### Exercise instructions:
Look through the material below and show every line with the word "important".

-.-.-

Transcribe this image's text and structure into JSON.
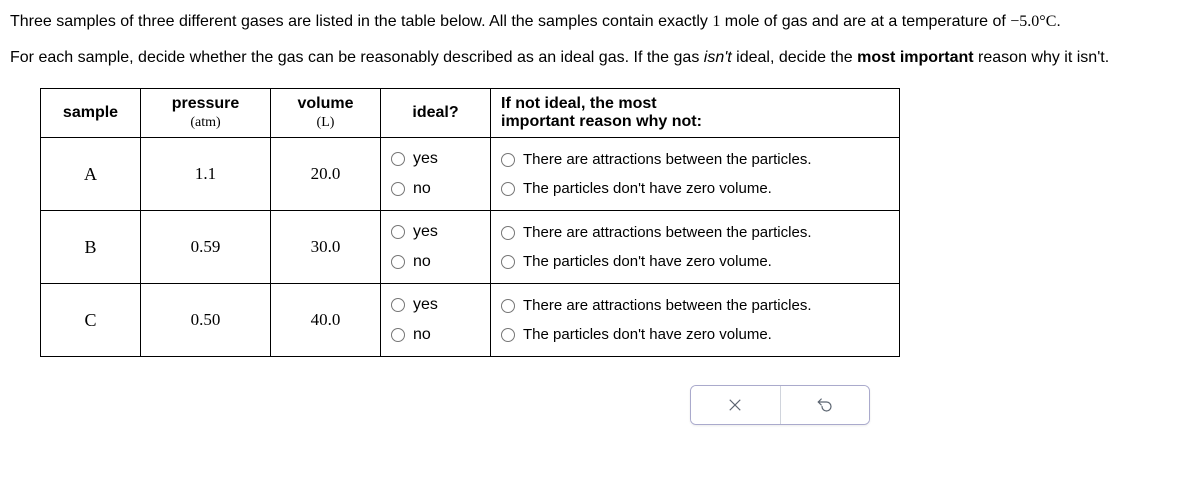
{
  "intro": {
    "para1_prefix": "Three samples of three different gases are listed in the table below. All the samples contain exactly ",
    "moles": "1",
    "para1_mid": " mole of gas and are at a temperature of ",
    "temperature": "−5.0°C",
    "para1_suffix": ".",
    "para2_prefix": "For each sample, decide whether the gas can be reasonably described as an ideal gas. If the gas ",
    "isnt": "isn't",
    "para2_mid": " ideal, decide the ",
    "mostimp": "most important",
    "para2_suffix": " reason why it isn't."
  },
  "headers": {
    "sample": "sample",
    "pressure": "pressure",
    "pressure_unit": "(atm)",
    "volume": "volume",
    "volume_unit": "(L)",
    "ideal": "ideal?",
    "reason_line1": "If not ideal, the most",
    "reason_line2": "important reason why not:"
  },
  "labels": {
    "yes": "yes",
    "no": "no",
    "attractions": "There are attractions between the particles.",
    "zerovolume": "The particles don't have zero volume."
  },
  "rows": [
    {
      "sample": "A",
      "pressure": "1.1",
      "volume": "20.0"
    },
    {
      "sample": "B",
      "pressure": "0.59",
      "volume": "30.0"
    },
    {
      "sample": "C",
      "pressure": "0.50",
      "volume": "40.0"
    }
  ]
}
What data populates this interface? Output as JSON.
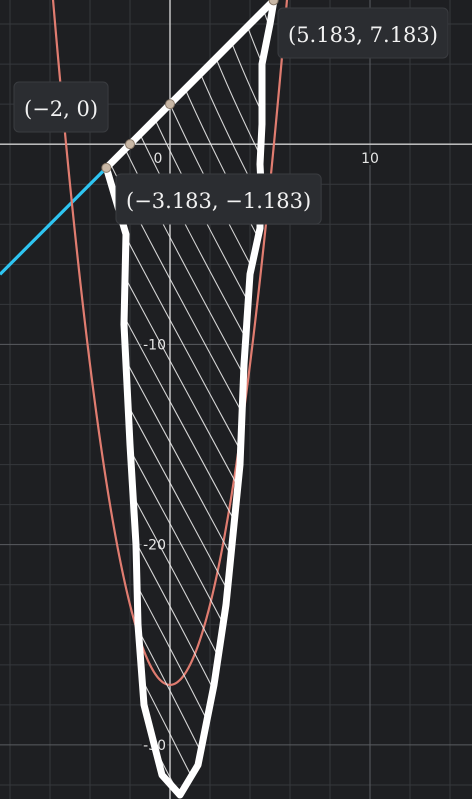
{
  "chart_data": {
    "type": "line",
    "xlim": [
      -8.5,
      15.1
    ],
    "ylim": [
      -32.7,
      7.2
    ],
    "grid": true,
    "major_step": 10,
    "minor_step": 2,
    "x_ticks": [
      {
        "value": 0,
        "label": "0"
      },
      {
        "value": 10,
        "label": "10"
      }
    ],
    "y_ticks": [
      {
        "value": -10,
        "label": "-10"
      },
      {
        "value": -20,
        "label": "-20"
      },
      {
        "value": -30,
        "label": "-30"
      }
    ],
    "series": [
      {
        "kind": "line",
        "color": "#2ec5f2",
        "slope": 1,
        "intercept": 2
      },
      {
        "kind": "parabola",
        "color": "#e07c70",
        "equation_coeffs": [
          1,
          0,
          -27
        ]
      }
    ],
    "points": [
      {
        "x": -2,
        "y": 0,
        "label": "(−2, 0)"
      },
      {
        "x": 5.183,
        "y": 7.183,
        "label": "(5.183, 7.183)"
      },
      {
        "x": -3.183,
        "y": -1.183,
        "label": "(−3.183, −1.183)"
      }
    ],
    "extra_points": [
      {
        "x": 0,
        "y": 2
      }
    ],
    "annotation": {
      "type": "hatched-region",
      "stroke": "#ffffff",
      "outline": [
        [
          -3.18,
          -1.18
        ],
        [
          -2.2,
          -4.5
        ],
        [
          -2.3,
          -9
        ],
        [
          -2.0,
          -15
        ],
        [
          -1.7,
          -20
        ],
        [
          -1.6,
          -24
        ],
        [
          -1.3,
          -28
        ],
        [
          -0.4,
          -31.5
        ],
        [
          0.5,
          -32.5
        ],
        [
          1.4,
          -31
        ],
        [
          2.2,
          -27
        ],
        [
          2.8,
          -23
        ],
        [
          3.5,
          -16
        ],
        [
          3.7,
          -11
        ],
        [
          4.0,
          -6.5
        ],
        [
          4.5,
          -4.2
        ],
        [
          4.5,
          -3.8
        ],
        [
          4.6,
          -3.0
        ],
        [
          4.5,
          -1.0
        ],
        [
          4.6,
          1.0
        ],
        [
          4.6,
          4.0
        ],
        [
          5.0,
          6.0
        ],
        [
          5.2,
          7.2
        ],
        [
          4.0,
          6.0
        ],
        [
          2.0,
          4.0
        ],
        [
          0.0,
          2.0
        ],
        [
          -1.5,
          0.5
        ],
        [
          -3.18,
          -1.18
        ]
      ]
    }
  }
}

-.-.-

### Expected output:
    "mostimp": "most important",
    "reason_line2": "important reason why not:"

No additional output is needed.